A revocable living trust is an estate planning tool that is used to decide who will receive your property after you die. Many living trusts are revocable meaning you can change them when your wishes change or as your circumstances do. Revocable living trusts are considered living because you make these legal requests during your lifetime. This is known as inter vivos by lawyers.
They are often used in order to avoid probate court. This is a court-supervised process that finalizes a person’s estate. They can be time consuming and expensive as well as burdensome to a grieving family. The property left through a living trust can be passed to beneficiaries without the need for probate.
About the Legal Document
This written legal document is signed by the trust maker as well as the notary. The document itself must list all the property within the trust, a trustee as well as a name for each piece of property. The successor’s trustee will take over the process after the trust maker passes on.
After the document is made, the trust maker must transfer any property that he wants covered by the trust directly into the trust. For many things, this will require listing property within the document. Titled property such as real estate must be retitled into the name of the trust for this document to be legally-binding. This is usually not difficult, but must be done correct or the titled property mentioned could end up in probate court anyways.

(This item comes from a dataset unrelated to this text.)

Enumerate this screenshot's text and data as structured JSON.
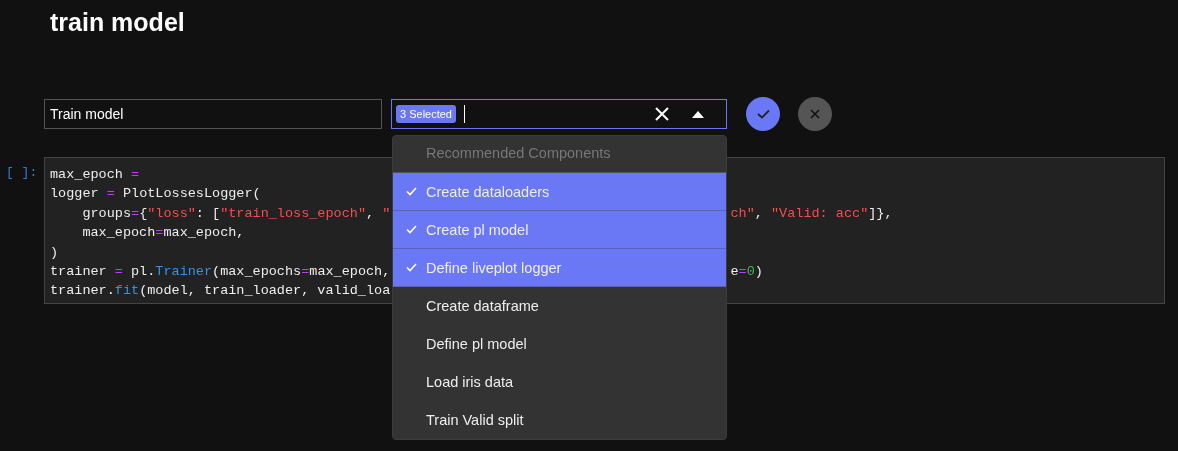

In a trust and not a will, you can avoid probate court, avoid a conservatorship, keep the document private after someone’s death and reduce the chances of a court dispute. A will and not a trust can name guardians for children, name managers for the children’s property, name an executor (trustee in case of a revocable living trust) and tell how debts or taxes should be paid.